Strategists sometimes dismiss NPS for that very reason, but that's denial, pure and simple. The same folks who don't give anything the highest scores aren't going to recommend your station anyway. It's helpful to know who they are, their size, and their demography.
In the case of radio, some formats and specific stations have tremendous potential to benefit knowing where they stand on the NPS scale. It gives them the ability to marshal their fans both socially and in brand advocate initiatives where listeners can become station evangelists.
But even for mid-pack stations, knowing your NPR is an important piece of the puzzle. That's because it's a great barometer of fan passion. Stations that have it going can “feel” it when their audience is telling their story. NPS does a great job of tracking and confirming who they are and how to connect with them.
And when you see your NPS scores go sideways or even under water, there are usually good reasons that may or may not show up in perceptual research, and certainly not in the ratings.
Marketers often eschew NPS because it can be downright scary and event unpredictable. But for radio, in particular – a medium that thrives or dies on audience passion – it is a great way to find out where you stand on one of the most important measures:

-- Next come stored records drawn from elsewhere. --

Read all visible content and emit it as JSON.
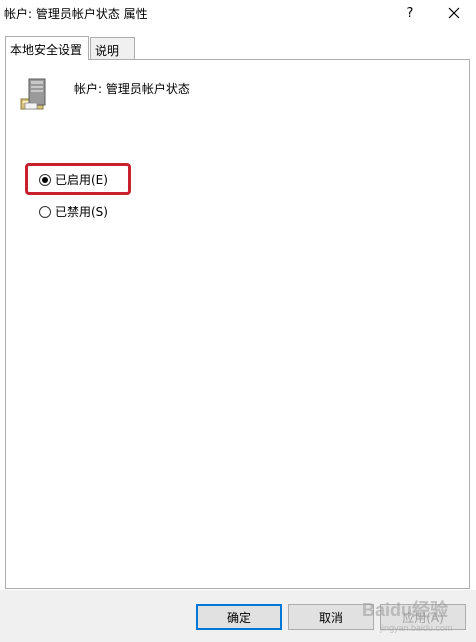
{
  "window": {
    "title": "帐户: 管理员帐户状态 属性",
    "help_label": "?"
  },
  "tabs": [
    {
      "label": "本地安全设置",
      "active": true
    },
    {
      "label": "说明",
      "active": false
    }
  ],
  "policy": {
    "name": "帐户: 管理员帐户状态",
    "icon": "server-icon"
  },
  "options": {
    "enabled_label": "已启用(E)",
    "disabled_label": "已禁用(S)",
    "selected": "enabled"
  },
  "buttons": {
    "ok_label": "确定",
    "cancel_label": "取消",
    "apply_label": "应用(A)"
  },
  "watermark": {
    "text": "Baidu经验",
    "subtext": "jingyan.baidu.com"
  },
  "colors": {
    "highlight": "#c8202f",
    "default_button_border": "#0078d7",
    "disabled_text": "#a0a0a0"
  }
}
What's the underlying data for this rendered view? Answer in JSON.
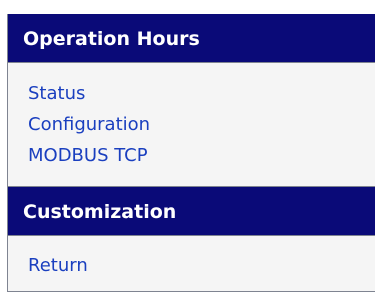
{
  "sections": [
    {
      "title": "Operation Hours",
      "links": [
        "Status",
        "Configuration",
        "MODBUS TCP"
      ]
    },
    {
      "title": "Customization",
      "links": [
        "Return"
      ]
    }
  ],
  "colors": {
    "header_bg": "#0a0a78",
    "header_text": "#ffffff",
    "link": "#1a3fbf",
    "panel_bg": "#f5f5f5"
  }
}
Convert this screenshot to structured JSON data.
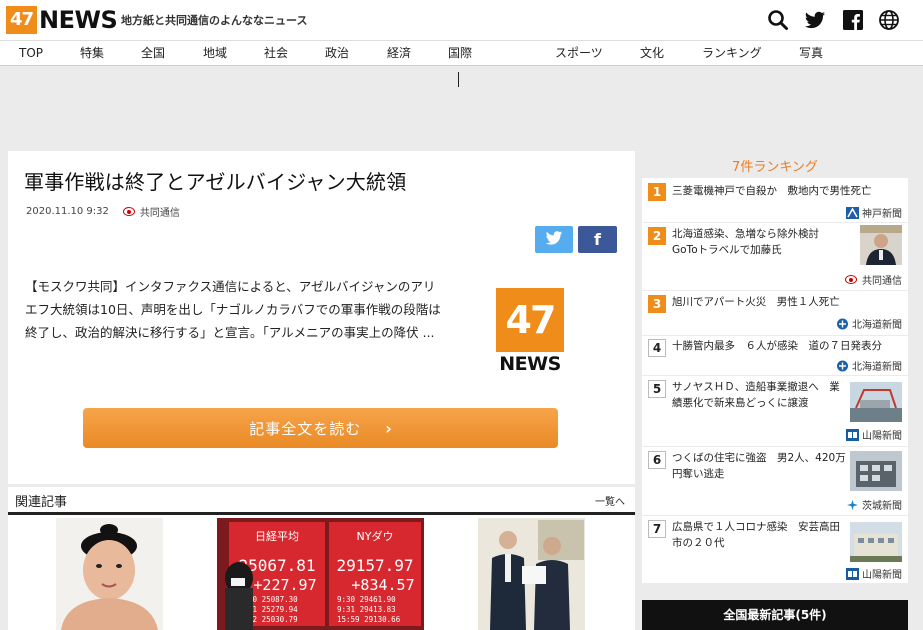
{
  "header": {
    "logo_badge": "47",
    "logo_word": "NEWS",
    "tagline": "地方紙と共同通信のよんななニュース",
    "icons": [
      "search-icon",
      "twitter-icon",
      "facebook-icon",
      "globe-icon"
    ]
  },
  "nav": {
    "items": [
      "TOP",
      "特集",
      "全国",
      "地域",
      "社会",
      "政治",
      "経済",
      "国際",
      "スポーツ",
      "文化",
      "ランキング",
      "写真"
    ]
  },
  "article": {
    "title": "軍事作戦は終了とアゼルバイジャン大統領",
    "date": "2020.11.10 9:32",
    "source": "共同通信",
    "body": "【モスクワ共同】インタファクス通信によると、アゼルバイジャンのアリエフ大統領は10日、声明を出し「ナゴルノカラバフでの軍事作戦の段階は終了し、政治的解決に移行する」と宣言。「アルメニアの事実上の降伏 ...",
    "thumb_badge": "47",
    "thumb_word": "NEWS",
    "read_more": "記事全文を読む",
    "read_more_chevron": "›",
    "share": {
      "facebook_glyph": "f"
    }
  },
  "related": {
    "title": "関連記事",
    "more": "一覧へ",
    "stock_board": {
      "left_label": "日経平均",
      "left_value": "25067.81",
      "left_change": "+227.97",
      "right_label": "NYダウ",
      "right_value": "29157.97",
      "right_change": "+834.57",
      "left_rows": [
        "9:00  25087.30",
        "9:01  25279.94",
        "9:02  25030.79"
      ],
      "right_rows": [
        "9:30  29461.90",
        "9:31  29413.83",
        "15:59  29130.66"
      ]
    }
  },
  "ranking": {
    "title": "7件ランキング",
    "items": [
      {
        "rank": "1",
        "title": "三菱電機神戸で自殺か　敷地内で男性死亡",
        "source": "神戸新聞"
      },
      {
        "rank": "2",
        "title": "北海道感染、急増なら除外検討　GoToトラベルで加藤氏",
        "source": "共同通信"
      },
      {
        "rank": "3",
        "title": "旭川でアパート火災　男性１人死亡",
        "source": "北海道新聞"
      },
      {
        "rank": "4",
        "title": "十勝管内最多　６人が感染　道の７日発表分",
        "source": "北海道新聞"
      },
      {
        "rank": "5",
        "title": "サノヤスＨＤ、造船事業撤退へ　業績悪化で新来島どっくに譲渡",
        "source": "山陽新聞"
      },
      {
        "rank": "6",
        "title": "つくばの住宅に強盗　男2人、420万円奪い逃走",
        "source": "茨城新聞"
      },
      {
        "rank": "7",
        "title": "広島県で１人コロナ感染　安芸高田市の２０代",
        "source": "山陽新聞"
      }
    ],
    "latest_bar": "全国最新記事(5件)"
  },
  "colors": {
    "brand_orange": "#f08c19",
    "twitter": "#55acee",
    "facebook": "#3b5998"
  }
}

The passion factor of your audience.
Radio has lived in a P1 world for so long now, programmers actually believe those numbers are a true reflection of loyalty and popularity. But they are anything but. They simply identify people who spend more time listening to your station, as opposed to the rest of the pack. But you can be a P1 and only listen to that station for a short period of time each week. And many P1s shift their loyalty about as often as they change socks.
The NPS “promoters” – the 9s and 10s – are gold. They're the people who would follow a morning show over the Twitch. They'll shell out cash at your festival. They'll download your station app and take you wherever they go. They'll buy your merch and wear it proudly.
NPS may be the best and simplest way to measure your brand's health.
Back in the 80s, the colorful mayor of New York City, Ed Koch, had a well known catch-phrase:
“How'm I doin'?”
He asked it of everyone – reporters, cops, and of course, his constituents – the people he called his “publics.”
Koch wasn't just folksy and charming – he truly wanted to hear feedback on his – and New York City's – performance.
In many ways, he was ahead of his time. Now we rate everything – on Amazon, Yelp!, Netflix, Trip Advisor, and any number of online forums and recommendation sites.
Net Promoter Scores are a great way to truly discover your brand worth.
So how's your NPS?